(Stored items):
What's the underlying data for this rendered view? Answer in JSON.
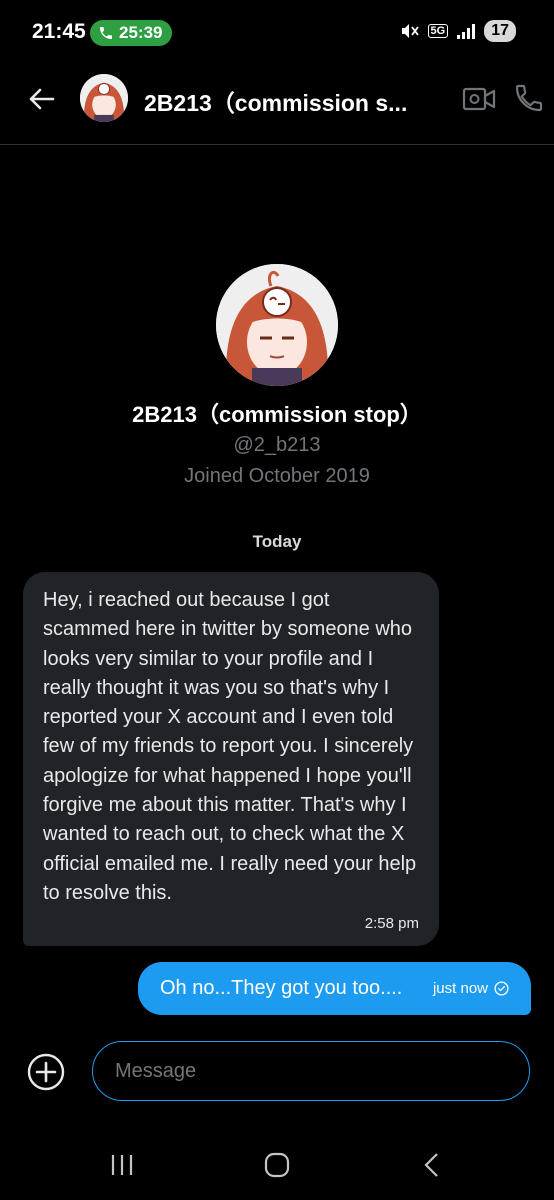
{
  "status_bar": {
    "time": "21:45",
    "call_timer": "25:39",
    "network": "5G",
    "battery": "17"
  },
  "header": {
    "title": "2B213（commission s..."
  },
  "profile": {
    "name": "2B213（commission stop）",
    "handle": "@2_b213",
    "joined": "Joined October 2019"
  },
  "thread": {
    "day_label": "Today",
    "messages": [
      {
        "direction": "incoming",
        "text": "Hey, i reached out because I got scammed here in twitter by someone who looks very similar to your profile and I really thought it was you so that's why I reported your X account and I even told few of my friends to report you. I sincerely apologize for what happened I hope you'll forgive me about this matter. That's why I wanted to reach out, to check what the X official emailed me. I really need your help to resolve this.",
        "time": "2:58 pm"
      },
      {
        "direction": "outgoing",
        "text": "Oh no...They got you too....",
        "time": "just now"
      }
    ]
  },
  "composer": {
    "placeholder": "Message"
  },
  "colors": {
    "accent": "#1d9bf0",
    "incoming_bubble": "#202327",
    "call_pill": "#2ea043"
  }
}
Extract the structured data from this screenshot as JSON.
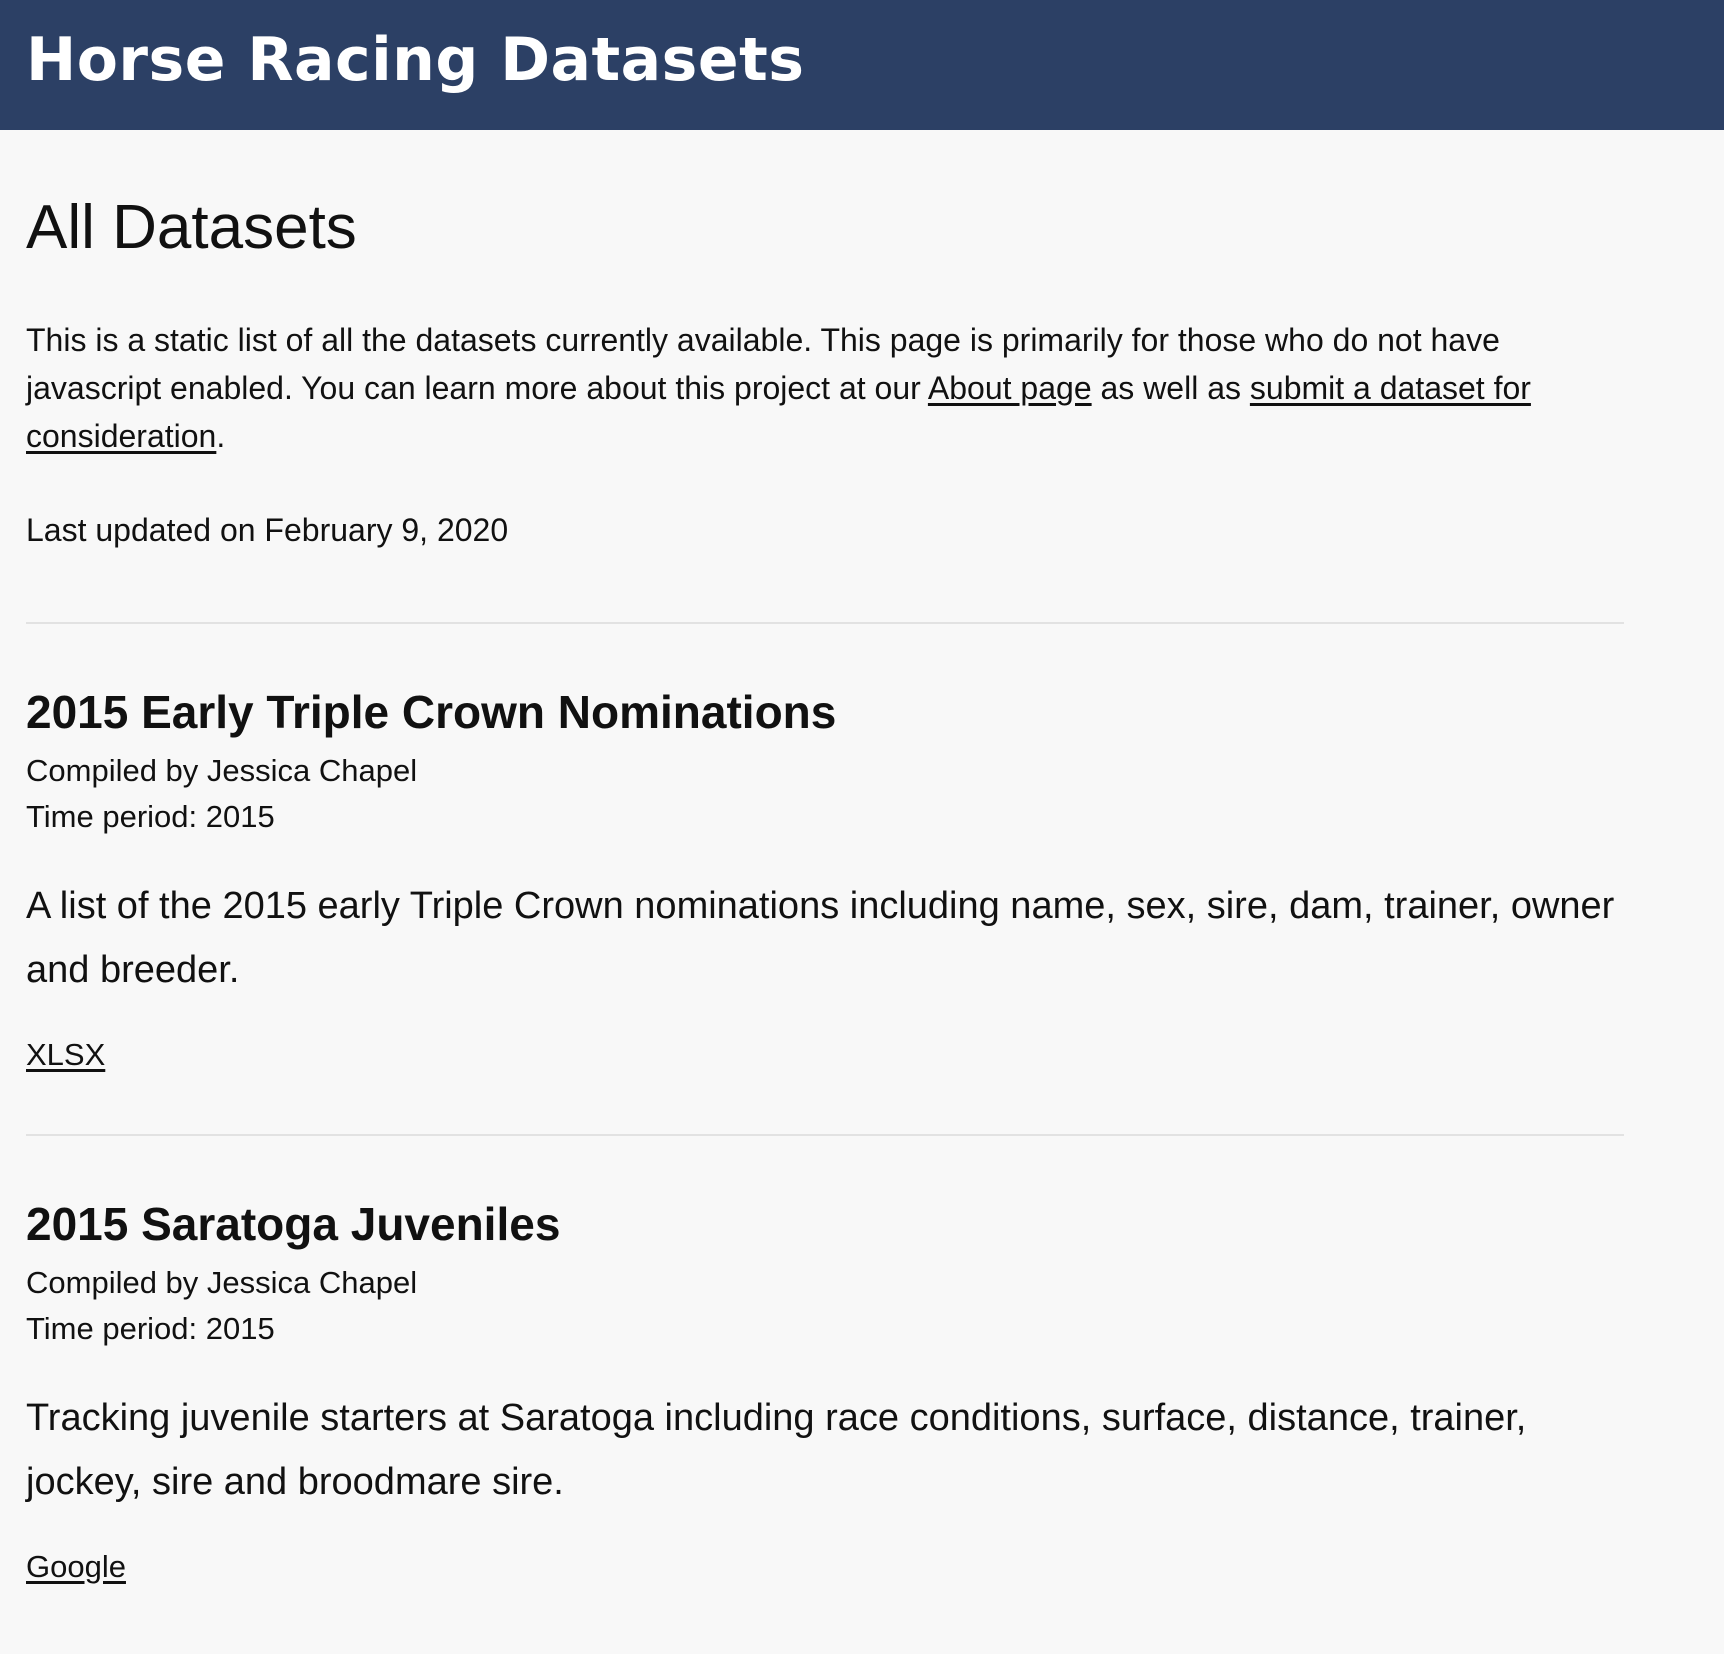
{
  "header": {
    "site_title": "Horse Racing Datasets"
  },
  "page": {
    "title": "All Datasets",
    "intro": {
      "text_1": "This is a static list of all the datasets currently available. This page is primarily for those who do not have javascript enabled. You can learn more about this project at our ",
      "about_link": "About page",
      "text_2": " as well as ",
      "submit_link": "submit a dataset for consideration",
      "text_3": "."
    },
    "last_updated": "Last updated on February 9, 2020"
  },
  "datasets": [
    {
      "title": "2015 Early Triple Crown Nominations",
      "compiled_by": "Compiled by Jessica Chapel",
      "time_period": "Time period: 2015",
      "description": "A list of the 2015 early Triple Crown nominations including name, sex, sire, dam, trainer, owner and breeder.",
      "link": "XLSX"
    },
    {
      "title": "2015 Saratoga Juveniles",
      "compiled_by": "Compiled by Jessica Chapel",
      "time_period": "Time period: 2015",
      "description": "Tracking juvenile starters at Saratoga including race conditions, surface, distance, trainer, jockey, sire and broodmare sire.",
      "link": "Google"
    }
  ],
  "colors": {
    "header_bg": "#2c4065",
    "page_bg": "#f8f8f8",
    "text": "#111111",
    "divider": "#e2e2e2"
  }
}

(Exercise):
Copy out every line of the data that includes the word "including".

(Output for this exercise):
      "description": "A list of the 2015 early Triple Crown nominations including name, sex, sire, dam, trainer, owner and breeder.",
      "description": "Tracking juvenile starters at Saratoga including race conditions, surface, distance, trainer, jockey, sire and broodmare sire.",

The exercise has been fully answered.